Iconic clothing firm Levi Strauss has finally departed the US, with the closure of its last American plants.
Levi's San Antonio plants are the last in a proud tradition
The closing of two San Antonio factories marks the end of 150 years of making
jeans and other items in the US.
The decision to leave the US, taken last year, is part of Levi's drastic attempt to slash costs in the face of slumping demand for its core products.
The company is farming out all its production to contractors, after closing three Canadian plants in 2004.
San Francisco-based Levi's has endured seven straight years of declining sales.
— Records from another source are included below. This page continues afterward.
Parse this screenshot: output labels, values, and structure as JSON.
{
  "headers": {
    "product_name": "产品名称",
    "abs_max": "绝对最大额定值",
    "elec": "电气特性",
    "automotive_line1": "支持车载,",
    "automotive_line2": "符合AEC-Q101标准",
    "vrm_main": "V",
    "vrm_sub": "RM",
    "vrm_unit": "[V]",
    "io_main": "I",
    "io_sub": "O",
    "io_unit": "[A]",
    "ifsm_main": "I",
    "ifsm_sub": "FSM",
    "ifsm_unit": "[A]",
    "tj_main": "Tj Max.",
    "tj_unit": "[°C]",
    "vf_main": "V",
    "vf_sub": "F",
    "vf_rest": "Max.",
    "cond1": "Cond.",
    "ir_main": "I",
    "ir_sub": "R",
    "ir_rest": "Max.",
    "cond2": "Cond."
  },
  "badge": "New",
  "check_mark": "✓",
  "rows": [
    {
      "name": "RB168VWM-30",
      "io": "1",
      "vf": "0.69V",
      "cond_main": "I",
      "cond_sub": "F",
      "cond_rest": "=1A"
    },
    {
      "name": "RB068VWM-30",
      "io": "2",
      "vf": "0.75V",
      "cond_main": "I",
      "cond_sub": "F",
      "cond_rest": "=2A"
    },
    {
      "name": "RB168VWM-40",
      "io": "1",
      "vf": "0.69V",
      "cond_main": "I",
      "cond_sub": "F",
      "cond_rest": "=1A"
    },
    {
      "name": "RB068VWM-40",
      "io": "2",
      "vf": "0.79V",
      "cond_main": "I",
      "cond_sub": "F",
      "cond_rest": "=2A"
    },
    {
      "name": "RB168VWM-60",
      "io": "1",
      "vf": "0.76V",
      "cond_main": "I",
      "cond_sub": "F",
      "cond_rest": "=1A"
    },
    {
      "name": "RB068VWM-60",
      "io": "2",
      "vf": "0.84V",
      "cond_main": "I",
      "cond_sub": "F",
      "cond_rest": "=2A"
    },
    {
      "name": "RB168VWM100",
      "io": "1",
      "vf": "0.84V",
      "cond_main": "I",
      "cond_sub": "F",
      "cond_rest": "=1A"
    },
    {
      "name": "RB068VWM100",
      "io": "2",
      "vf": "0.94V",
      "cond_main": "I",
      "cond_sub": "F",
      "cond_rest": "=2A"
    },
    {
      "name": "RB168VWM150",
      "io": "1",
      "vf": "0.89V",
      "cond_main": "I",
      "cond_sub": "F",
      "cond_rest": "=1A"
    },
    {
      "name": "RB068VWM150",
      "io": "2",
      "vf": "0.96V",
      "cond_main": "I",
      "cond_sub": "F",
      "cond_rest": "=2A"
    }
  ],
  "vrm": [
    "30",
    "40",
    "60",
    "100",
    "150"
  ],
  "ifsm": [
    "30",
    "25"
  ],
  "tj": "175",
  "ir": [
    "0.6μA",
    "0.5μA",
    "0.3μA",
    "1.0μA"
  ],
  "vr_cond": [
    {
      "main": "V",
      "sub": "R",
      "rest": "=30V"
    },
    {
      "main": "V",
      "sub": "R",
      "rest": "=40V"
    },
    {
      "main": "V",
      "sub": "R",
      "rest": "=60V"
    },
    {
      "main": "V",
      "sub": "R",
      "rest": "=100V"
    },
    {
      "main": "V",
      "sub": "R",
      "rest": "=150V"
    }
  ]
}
In 1996, at the peak of its global success, it recorded revenues of $7.1bn (£3.9bn); in 2002, that figure fell to $4.1bn, and the 2003 figure is predicted to be lower still.
Fashion has swung away from Levi's traditional style of jeans, and the company's repeated attempts to reinvent its image have fallen flat.
At the same time, it has been slow to follow the contract-manufacturing trend set by rivals such as Nike during the 1980s and 1990s.
The company has seen its global workforce shrink from
more than 37,000 in 1996 to about 12,000 this year.
In the 1980s, the firm had 63 US plants.
Over half its staff are still in the US, a far higher proportion than is typical among radically globalised multinationals.
Its American workers earned up to $12 an hour for factory-floor jobs, some 10 times more than their counterparts in many developing economies.